On long slow rides, especially on flat ground the muscles concerned are working Aerobically that is with the continuous supply of oxygen to create the energy source, Adenosine Tri Phosphate or ATP which fires the muscles. As the workload increases and one rides uphill, the muscles begin to demand more oxygen than the lungs can supply and therefore create an Anaerobic environment (where the muscles function without oxygen by tapping into the glycogen stores instead to supply energy for the working muscles). The problem with Anaerobic activity however is the by-product of the anaerobic cycle which is lactic acid, accumulates in the working muscles. This accumulation of Lactic acid is what causes that intense burning sensation in the muscles which makes you want to jump right off the saddle and lie down on the road.

A combination of lower intensity riding on flat ground and some sprints or incline riding works best to improve ones stamina and muscle endurance.

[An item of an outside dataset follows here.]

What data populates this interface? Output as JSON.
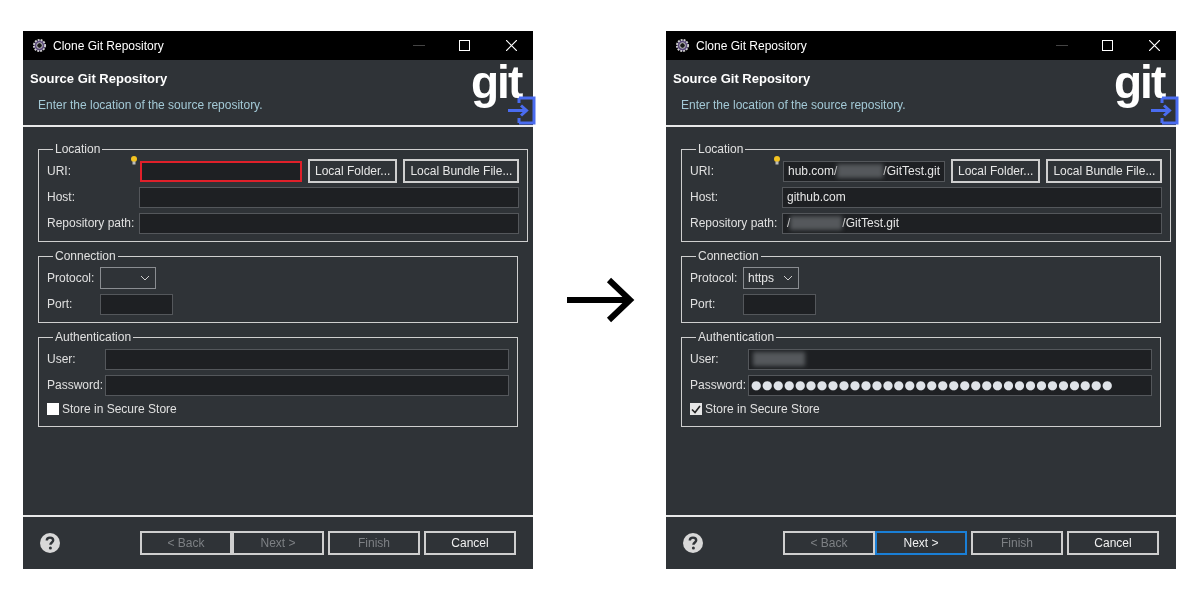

In a place like Ooty one is blessed with the natural inclines. A good gear bike is essential. Gears on a bike help ride the inclines easier. I said easier not easily! You still have to work those muscles, but it is easier that when trying to ride a hill without gears.

Accessories on the bike like a good quality helmet, a water bottle holder, a mileage tracker, headlights are essential. You also get great seat covers to increase saddle comfort, riding gloves to protect the hands and elbow and kneepads to protect you in the event of a fall.

You get some great clothes for cycling too. The fitted tights, tracks, t-shirts and jackets are better suited to ride. Synthetic material, like Dri-fit from Nike is great for all-weather and to keep friction to the minimum for a smoother ride.

Obviously, your sun glasses and a good sunscreen should be on your list of necessities depending on the weather and the time of day one is riding.

Much as I love biking however, that cannot remain the only form of exercise. Weight training to strengthen the leg muscles improves your ride. Biking does not involve the upper body, which is essentially stationary and sometimes hunched over the handlebars to reduce drag. All this necessitates training the upper body with weights to bring balance to the body’s musculature. One will otherwise end up with great toned legs and a flabby upper. Strengthening the core and low back are also important to avoid strain in these areas. The position on the bike sometimes compromises the back and can cause muscle imbalance and pain if the muscles are not strengthened appropriately. A good stretch after every ride is essential if you want to keep riding! Tight muscles that remain that way after a long ride will tighten further. The next day will find yourself barely walking, leave alone riding if this is not addressed.

Staying safe is priority in any sport. There is no point courting danger by riding in high traffic or dangerous terrain and ending up injured. I for one cannot afford to be laid up and am certainly not a competitive cyclist to take risks that the professionals do. So for me, a clean ride, with some hills thrown in are sufficient to keep me happy.

I wish we could all ride more often. It is certainly an eco-friendly way to get about especially with the cost of gasoline the way it is not to mention the shortage. Every place should have cycling tracks are separate from the heavy traffic areas. It’s fantastic that school children in Tamil Nadu have been given bicycles by the chief minister. This may be one good truly thing she has done to improve health of children.

Cycling is a great way to stay fit. I have ridden through some beautiful countryside in the Nilgiris. Another memorable ride was in the gardens of Versailles in France where a friend and I hired bikes and rode through the dazzling backdrop of the palace gardens for hours.